Effects of the State of Alaska's budget shortfall could be felt sooner rather than later in Kodiak, if the Department of Corrections' proposed budget moves forward unchanged. In it are no funds for any of the 15 communities where the state contracts for jail space.
That includes Kodiak, which at 24-beds, is the largest jail in the state that would be affected, according to Chief Rhonda Wallace. She said the city is in year two of a five year contract with the Department of Corrections, but she's not sure if the contract is iron-clad if the state really wanted to get out of it.
“If they're looking eliminate funding, you know, I guess they could possibly back out of that contract. But we're hoping it doesn't go that way.”
She said the city is looking at a loss of $1.2-million per year if it looses the state contract, which would likely put a crimp in her budgeting for next fiscal year.
“We would definitely have to come up with a contingency plan. Not looking forward to it. I'm hoping that Juneau will pull through and not do this. It not only affe3cts our community, but affects the inmates we do have here. Taking away that funding would definitely drop the amount of inmate we could house because we're not longer responsible then for Department of Correction inmates.”
At that point, the state would likely have to start flying inmates back and forth from Anchorage to make court appearances here in Kodiak.
“Our facility is a 30-day holding facility. So there's the ability to be able to hold people on the island where their families can still come see them. There's not such an impact to the individual. And then if they have a sentence that goes beyond the 30 days, then they can be transported off island. But it would cost the state quite a bit if they had to then transport all these people because they're state custody.”
Some smaller communities, like Haines, depend on the Community Jail program money to fund half their police departments. Wallace says that's not the case in Kodiak, and a potential cut wouldn't affect other KPD divisions.
“So everything that the 1.2-million that they give us goes to take care of training and travel, supplies, the repair and maintenance of the facility, the wages and salaries of the employees, rental equipment. Everything that is associated with the jail.”

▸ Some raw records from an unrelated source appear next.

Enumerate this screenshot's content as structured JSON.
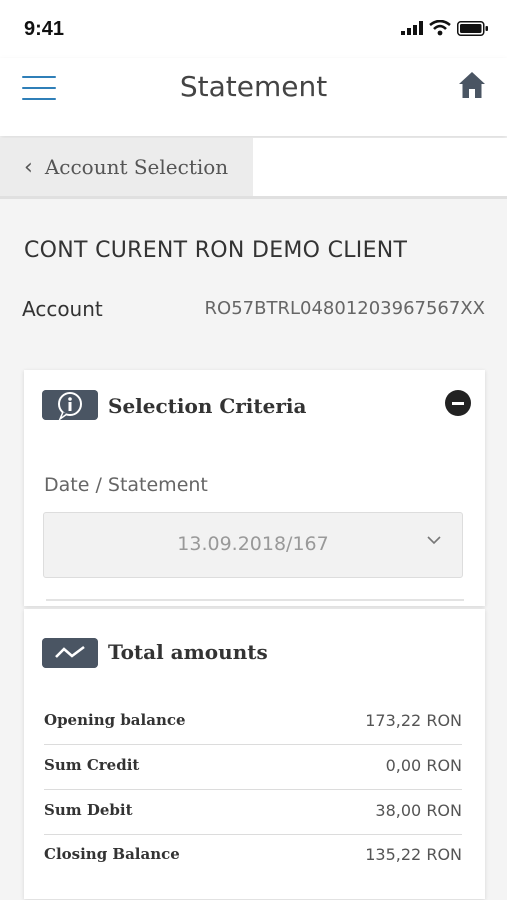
{
  "status_bar": {
    "time": "9:41",
    "icons": [
      "signal-icon",
      "wifi-icon",
      "battery-icon"
    ]
  },
  "nav": {
    "title": "Statement",
    "menu_icon": "hamburger-menu-icon",
    "home_icon": "home-icon"
  },
  "back": {
    "label": "Account Selection",
    "icon": "chevron-left-icon"
  },
  "account": {
    "title": "CONT CURENT RON DEMO CLIENT",
    "label": "Account",
    "number": "RO57BTRL04801203967567XX"
  },
  "criteria": {
    "title": "Selection Criteria",
    "date_label": "Date / Statement",
    "date_value": "13.09.2018/167",
    "icon": "info-bubble-icon",
    "collapse_icon": "minus-circle-icon"
  },
  "totals": {
    "title": "Total amounts",
    "icon": "chart-line-icon",
    "rows": [
      {
        "label": "Opening balance",
        "value": "173,22 RON"
      },
      {
        "label": "Sum Credit",
        "value": "0,00 RON"
      },
      {
        "label": "Sum Debit",
        "value": "38,00 RON"
      },
      {
        "label": "Closing Balance",
        "value": "135,22 RON"
      }
    ]
  },
  "colors": {
    "accent": "#2f7fb8",
    "icon_dark": "#4a5563",
    "background": "#f4f4f4"
  }
}
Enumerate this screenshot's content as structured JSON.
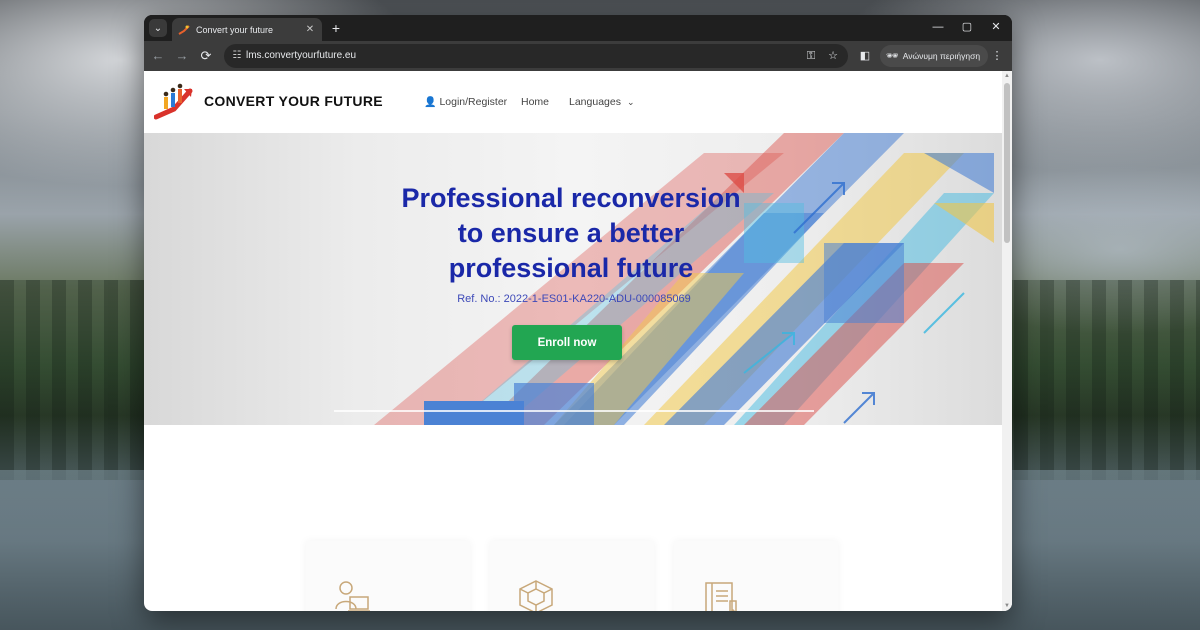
{
  "browser": {
    "tab_title": "Convert your future",
    "tab_close": "✕",
    "new_tab": "+",
    "url": "lms.convertyourfuture.eu",
    "incognito_label": "Ανώνυμη περιήγηση",
    "window_controls": {
      "minimize": "—",
      "maximize": "▢",
      "close": "✕"
    },
    "nav": {
      "back": "←",
      "forward": "→",
      "reload": "⟳"
    },
    "icons": {
      "tab_search": "chevron-down-icon",
      "site_info": "tune-icon",
      "password": "key-icon",
      "bookmark": "star-icon",
      "side_panel": "side-panel-icon",
      "menu": "more-vert-icon"
    }
  },
  "site": {
    "brand": "CONVERT YOUR FUTURE",
    "nav": {
      "login": "Login/Register",
      "home": "Home",
      "languages": "Languages"
    },
    "hero": {
      "title_line1": "Professional reconversion",
      "title_line2": "to ensure a better",
      "title_line3": "professional future",
      "ref": "Ref. No.: 2022-1-ES01-KA220-ADU-000085069",
      "cta": "Enroll now"
    },
    "cards": [
      {
        "icon": "online-learner-icon"
      },
      {
        "icon": "cube-network-icon"
      },
      {
        "icon": "book-certificate-icon"
      }
    ]
  },
  "colors": {
    "hero_title": "#1a28a8",
    "cta_green": "#22a652",
    "arrow_blue": "#2f6fd0",
    "arrow_red": "#d94b4b",
    "arrow_yellow": "#f2c230",
    "arrow_cyan": "#38b6e0",
    "card_icon": "#c8a87a"
  }
}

She said the question of staff cuts to employees in the jail would depend on what the city council wanted to do, and how any contingency plan – if needed – works out.